* TASK *
Produce an exact copy of all the records.

* STORED DATA *
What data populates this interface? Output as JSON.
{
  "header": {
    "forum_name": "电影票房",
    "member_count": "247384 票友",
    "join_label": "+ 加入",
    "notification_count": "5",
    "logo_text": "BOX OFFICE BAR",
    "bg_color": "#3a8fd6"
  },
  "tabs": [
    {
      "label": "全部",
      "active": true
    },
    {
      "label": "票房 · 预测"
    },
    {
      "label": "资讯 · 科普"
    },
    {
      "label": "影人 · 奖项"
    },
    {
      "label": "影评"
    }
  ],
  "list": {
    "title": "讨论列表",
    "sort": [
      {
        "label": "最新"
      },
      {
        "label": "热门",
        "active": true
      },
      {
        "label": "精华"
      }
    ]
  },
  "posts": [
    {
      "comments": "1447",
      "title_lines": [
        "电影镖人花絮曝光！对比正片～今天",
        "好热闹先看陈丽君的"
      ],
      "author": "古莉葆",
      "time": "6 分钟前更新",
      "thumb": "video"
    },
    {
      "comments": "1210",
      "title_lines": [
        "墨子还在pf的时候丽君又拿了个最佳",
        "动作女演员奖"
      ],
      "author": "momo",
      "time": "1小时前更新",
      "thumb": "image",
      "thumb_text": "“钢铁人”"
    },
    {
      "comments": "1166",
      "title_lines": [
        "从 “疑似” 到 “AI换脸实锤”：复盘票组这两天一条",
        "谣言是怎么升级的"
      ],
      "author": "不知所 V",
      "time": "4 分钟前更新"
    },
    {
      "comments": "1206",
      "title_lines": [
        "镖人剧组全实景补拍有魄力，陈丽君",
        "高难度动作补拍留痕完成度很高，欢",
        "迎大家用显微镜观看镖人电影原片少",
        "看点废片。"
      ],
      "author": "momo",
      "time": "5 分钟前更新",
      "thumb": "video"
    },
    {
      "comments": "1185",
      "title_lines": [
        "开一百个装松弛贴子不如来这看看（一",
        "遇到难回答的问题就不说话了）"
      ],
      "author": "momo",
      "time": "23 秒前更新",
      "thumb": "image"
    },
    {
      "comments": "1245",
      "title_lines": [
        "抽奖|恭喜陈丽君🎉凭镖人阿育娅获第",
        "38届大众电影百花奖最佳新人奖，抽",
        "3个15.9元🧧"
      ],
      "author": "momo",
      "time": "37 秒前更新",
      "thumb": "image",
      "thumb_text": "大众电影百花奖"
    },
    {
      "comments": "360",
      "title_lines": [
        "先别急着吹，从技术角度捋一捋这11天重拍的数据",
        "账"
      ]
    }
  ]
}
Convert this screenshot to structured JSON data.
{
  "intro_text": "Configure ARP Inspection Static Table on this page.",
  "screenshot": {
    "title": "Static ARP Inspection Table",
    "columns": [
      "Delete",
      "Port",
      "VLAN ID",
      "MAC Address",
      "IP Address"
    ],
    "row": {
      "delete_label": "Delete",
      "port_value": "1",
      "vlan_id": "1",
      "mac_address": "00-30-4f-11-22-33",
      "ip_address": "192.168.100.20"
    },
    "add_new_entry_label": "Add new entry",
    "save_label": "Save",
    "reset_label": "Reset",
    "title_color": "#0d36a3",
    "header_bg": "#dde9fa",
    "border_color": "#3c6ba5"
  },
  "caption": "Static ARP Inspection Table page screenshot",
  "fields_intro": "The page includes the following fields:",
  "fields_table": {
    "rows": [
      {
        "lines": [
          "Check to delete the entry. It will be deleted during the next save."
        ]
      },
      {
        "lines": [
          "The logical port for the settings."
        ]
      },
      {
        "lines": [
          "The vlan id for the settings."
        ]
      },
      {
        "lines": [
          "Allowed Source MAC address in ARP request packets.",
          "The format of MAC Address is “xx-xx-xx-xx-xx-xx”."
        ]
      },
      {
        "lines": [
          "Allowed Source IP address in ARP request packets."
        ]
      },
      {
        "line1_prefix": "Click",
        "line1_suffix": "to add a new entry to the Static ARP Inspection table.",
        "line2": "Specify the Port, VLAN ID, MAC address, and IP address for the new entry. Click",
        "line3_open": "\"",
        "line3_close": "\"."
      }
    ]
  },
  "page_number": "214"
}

* YOUR SOLUTION *
What data populates this interface? Output as JSON.
{
  "header": {
    "forum_name": "电影票房",
    "member_count": "247384 票友",
    "join_label": "+ 加入",
    "notification_count": "5",
    "logo_text": "BOX OFFICE BAR",
    "bg_color": "#3a8fd6"
  },
  "tabs": [
    {
      "label": "全部",
      "active": true
    },
    {
      "label": "票房 · 预测"
    },
    {
      "label": "资讯 · 科普"
    },
    {
      "label": "影人 · 奖项"
    },
    {
      "label": "影评"
    }
  ],
  "list": {
    "title": "讨论列表",
    "sort": [
      {
        "label": "最新"
      },
      {
        "label": "热门",
        "active": true
      },
      {
        "label": "精华"
      }
    ]
  },
  "posts": [
    {
      "comments": "1447",
      "title_lines": [
        "电影镖人花絮曝光！对比正片～今天",
        "好热闹先看陈丽君的"
      ],
      "author": "古莉葆",
      "time": "6 分钟前更新",
      "thumb": "video"
    },
    {
      "comments": "1210",
      "title_lines": [
        "墨子还在pf的时候丽君又拿了个最佳",
        "动作女演员奖"
      ],
      "author": "momo",
      "time": "1小时前更新",
      "thumb": "image",
      "thumb_text": "“钢铁人”"
    },
    {
      "comments": "1166",
      "title_lines": [
        "从 “疑似” 到 “AI换脸实锤”：复盘票组这两天一条",
        "谣言是怎么升级的"
      ],
      "author": "不知所 V",
      "time": "4 分钟前更新"
    },
    {
      "comments": "1206",
      "title_lines": [
        "镖人剧组全实景补拍有魄力，陈丽君",
        "高难度动作补拍留痕完成度很高，欢",
        "迎大家用显微镜观看镖人电影原片少",
        "看点废片。"
      ],
      "author": "momo",
      "time": "5 分钟前更新",
      "thumb": "video"
    },
    {
      "comments": "1185",
      "title_lines": [
        "开一百个装松弛贴子不如来这看看（一",
        "遇到难回答的问题就不说话了）"
      ],
      "author": "momo",
      "time": "23 秒前更新",
      "thumb": "image"
    },
    {
      "comments": "1245",
      "title_lines": [
        "抽奖|恭喜陈丽君🎉凭镖人阿育娅获第",
        "38届大众电影百花奖最佳新人奖，抽",
        "3个15.9元🧧"
      ],
      "author": "momo",
      "time": "37 秒前更新",
      "thumb": "image",
      "thumb_text": "大众电影百花奖"
    },
    {
      "comments": "360",
      "title_lines": [
        "先别急着吹，从技术角度捋一捋这11天重拍的数据",
        "账"
      ]
    }
  ]
}
Convert this screenshot to structured JSON data.
{
  "intro_text": "Configure ARP Inspection Static Table on this page.",
  "screenshot": {
    "title": "Static ARP Inspection Table",
    "columns": [
      "Delete",
      "Port",
      "VLAN ID",
      "MAC Address",
      "IP Address"
    ],
    "row": {
      "delete_label": "Delete",
      "port_value": "1",
      "vlan_id": "1",
      "mac_address": "00-30-4f-11-22-33",
      "ip_address": "192.168.100.20"
    },
    "add_new_entry_label": "Add new entry",
    "save_label": "Save",
    "reset_label": "Reset",
    "title_color": "#0d36a3",
    "header_bg": "#dde9fa",
    "border_color": "#3c6ba5"
  },
  "caption": "Static ARP Inspection Table page screenshot",
  "fields_intro": "The page includes the following fields:",
  "fields_table": {
    "rows": [
      {
        "lines": [
          "Check to delete the entry. It will be deleted during the next save."
        ]
      },
      {
        "lines": [
          "The logical port for the settings."
        ]
      },
      {
        "lines": [
          "The vlan id for the settings."
        ]
      },
      {
        "lines": [
          "Allowed Source MAC address in ARP request packets.",
          "The format of MAC Address is “xx-xx-xx-xx-xx-xx”."
        ]
      },
      {
        "lines": [
          "Allowed Source IP address in ARP request packets."
        ]
      },
      {
        "line1_prefix": "Click",
        "line1_suffix": "to add a new entry to the Static ARP Inspection table.",
        "line2": "Specify the Port, VLAN ID, MAC address, and IP address for the new entry. Click",
        "line3_open": "\"",
        "line3_close": "\"."
      }
    ]
  },
  "page_number": "214"
}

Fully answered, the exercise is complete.